THE PROBLEM: Look through the entries below, please, and copy every line with the word "https".
═══ GIVEN DATA
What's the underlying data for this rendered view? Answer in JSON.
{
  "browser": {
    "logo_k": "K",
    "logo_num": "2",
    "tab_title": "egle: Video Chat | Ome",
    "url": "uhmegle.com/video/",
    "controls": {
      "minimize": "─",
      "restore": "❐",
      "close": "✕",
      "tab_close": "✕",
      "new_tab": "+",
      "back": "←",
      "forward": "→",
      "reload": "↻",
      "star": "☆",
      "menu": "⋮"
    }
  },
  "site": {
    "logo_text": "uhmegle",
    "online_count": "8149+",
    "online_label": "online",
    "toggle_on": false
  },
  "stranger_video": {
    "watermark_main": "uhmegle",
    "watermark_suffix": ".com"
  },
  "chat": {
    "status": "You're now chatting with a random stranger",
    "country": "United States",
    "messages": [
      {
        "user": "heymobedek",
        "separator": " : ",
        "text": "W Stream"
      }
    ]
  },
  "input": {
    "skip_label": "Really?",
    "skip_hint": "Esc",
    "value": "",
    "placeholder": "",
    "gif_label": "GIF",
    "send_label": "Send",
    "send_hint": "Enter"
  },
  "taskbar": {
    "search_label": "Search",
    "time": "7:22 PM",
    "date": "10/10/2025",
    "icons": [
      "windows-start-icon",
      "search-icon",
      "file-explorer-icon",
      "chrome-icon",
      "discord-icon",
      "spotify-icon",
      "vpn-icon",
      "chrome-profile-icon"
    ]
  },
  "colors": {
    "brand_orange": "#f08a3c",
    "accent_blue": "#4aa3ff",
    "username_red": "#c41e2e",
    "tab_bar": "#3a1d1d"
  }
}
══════
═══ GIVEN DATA
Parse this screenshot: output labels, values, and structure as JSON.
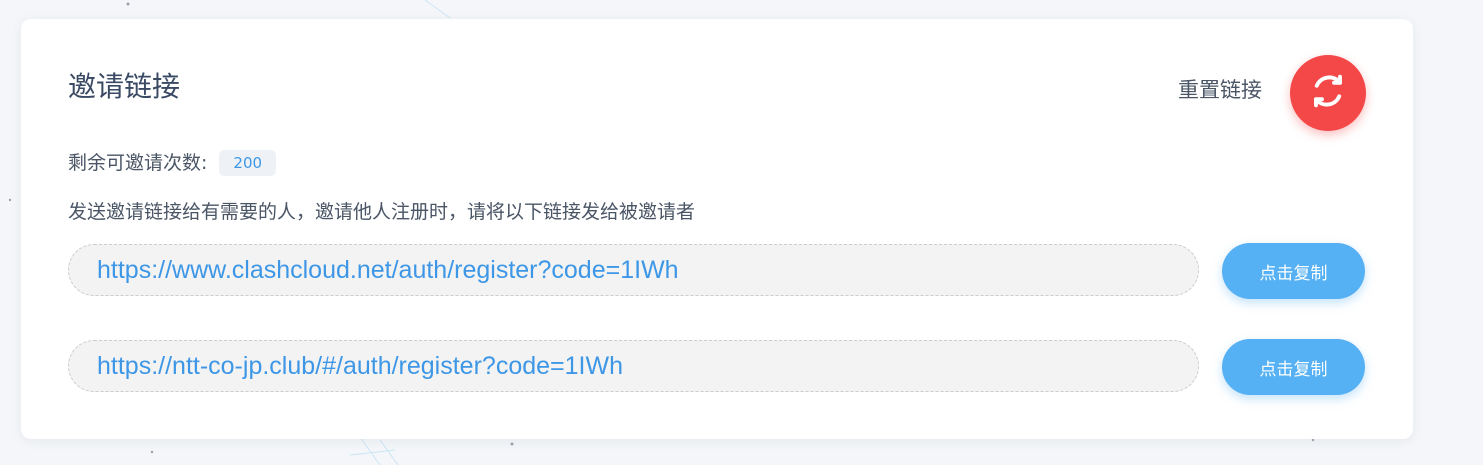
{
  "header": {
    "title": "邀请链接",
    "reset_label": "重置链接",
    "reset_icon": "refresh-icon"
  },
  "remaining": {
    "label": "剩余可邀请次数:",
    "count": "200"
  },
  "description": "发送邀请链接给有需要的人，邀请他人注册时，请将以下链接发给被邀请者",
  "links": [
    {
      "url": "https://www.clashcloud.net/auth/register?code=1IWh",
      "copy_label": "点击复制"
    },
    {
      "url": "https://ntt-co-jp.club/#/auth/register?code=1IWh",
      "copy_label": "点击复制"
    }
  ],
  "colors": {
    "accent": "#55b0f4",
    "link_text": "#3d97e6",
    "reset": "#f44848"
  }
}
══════
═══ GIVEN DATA
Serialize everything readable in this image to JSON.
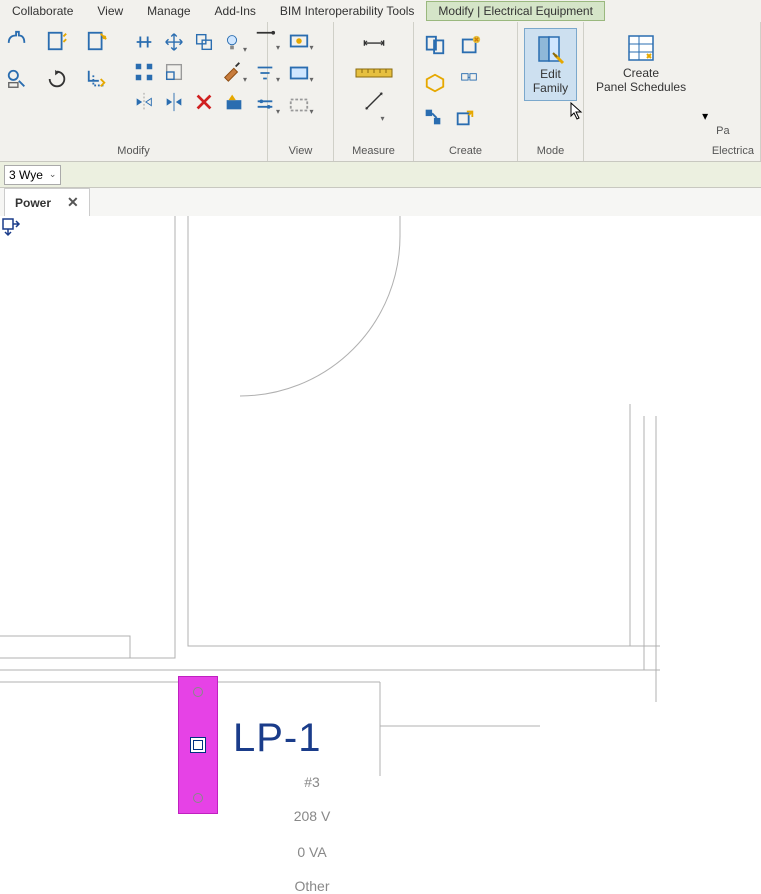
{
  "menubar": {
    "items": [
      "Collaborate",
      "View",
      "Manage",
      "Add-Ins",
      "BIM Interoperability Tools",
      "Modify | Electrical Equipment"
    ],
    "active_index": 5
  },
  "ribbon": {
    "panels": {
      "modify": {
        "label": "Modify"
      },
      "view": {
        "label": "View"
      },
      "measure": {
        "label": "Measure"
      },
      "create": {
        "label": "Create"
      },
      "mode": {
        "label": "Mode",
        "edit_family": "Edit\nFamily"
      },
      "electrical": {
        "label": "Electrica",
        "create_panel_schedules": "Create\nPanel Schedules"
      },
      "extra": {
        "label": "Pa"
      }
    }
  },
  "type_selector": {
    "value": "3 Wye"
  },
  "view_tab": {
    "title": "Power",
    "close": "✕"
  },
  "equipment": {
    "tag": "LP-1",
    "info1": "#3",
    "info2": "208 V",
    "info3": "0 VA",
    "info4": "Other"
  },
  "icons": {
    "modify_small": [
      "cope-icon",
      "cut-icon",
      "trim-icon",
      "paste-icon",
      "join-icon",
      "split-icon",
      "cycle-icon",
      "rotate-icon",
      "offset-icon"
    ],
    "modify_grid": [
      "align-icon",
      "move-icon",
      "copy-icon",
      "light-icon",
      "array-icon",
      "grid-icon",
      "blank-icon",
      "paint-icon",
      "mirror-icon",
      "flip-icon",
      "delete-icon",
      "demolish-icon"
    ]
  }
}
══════
PROBLEM SOLUTION:
      "url": "https://www.clashcloud.net/auth/register?code=1IWh",
      "url": "https://ntt-co-jp.club/#/auth/register?code=1IWh",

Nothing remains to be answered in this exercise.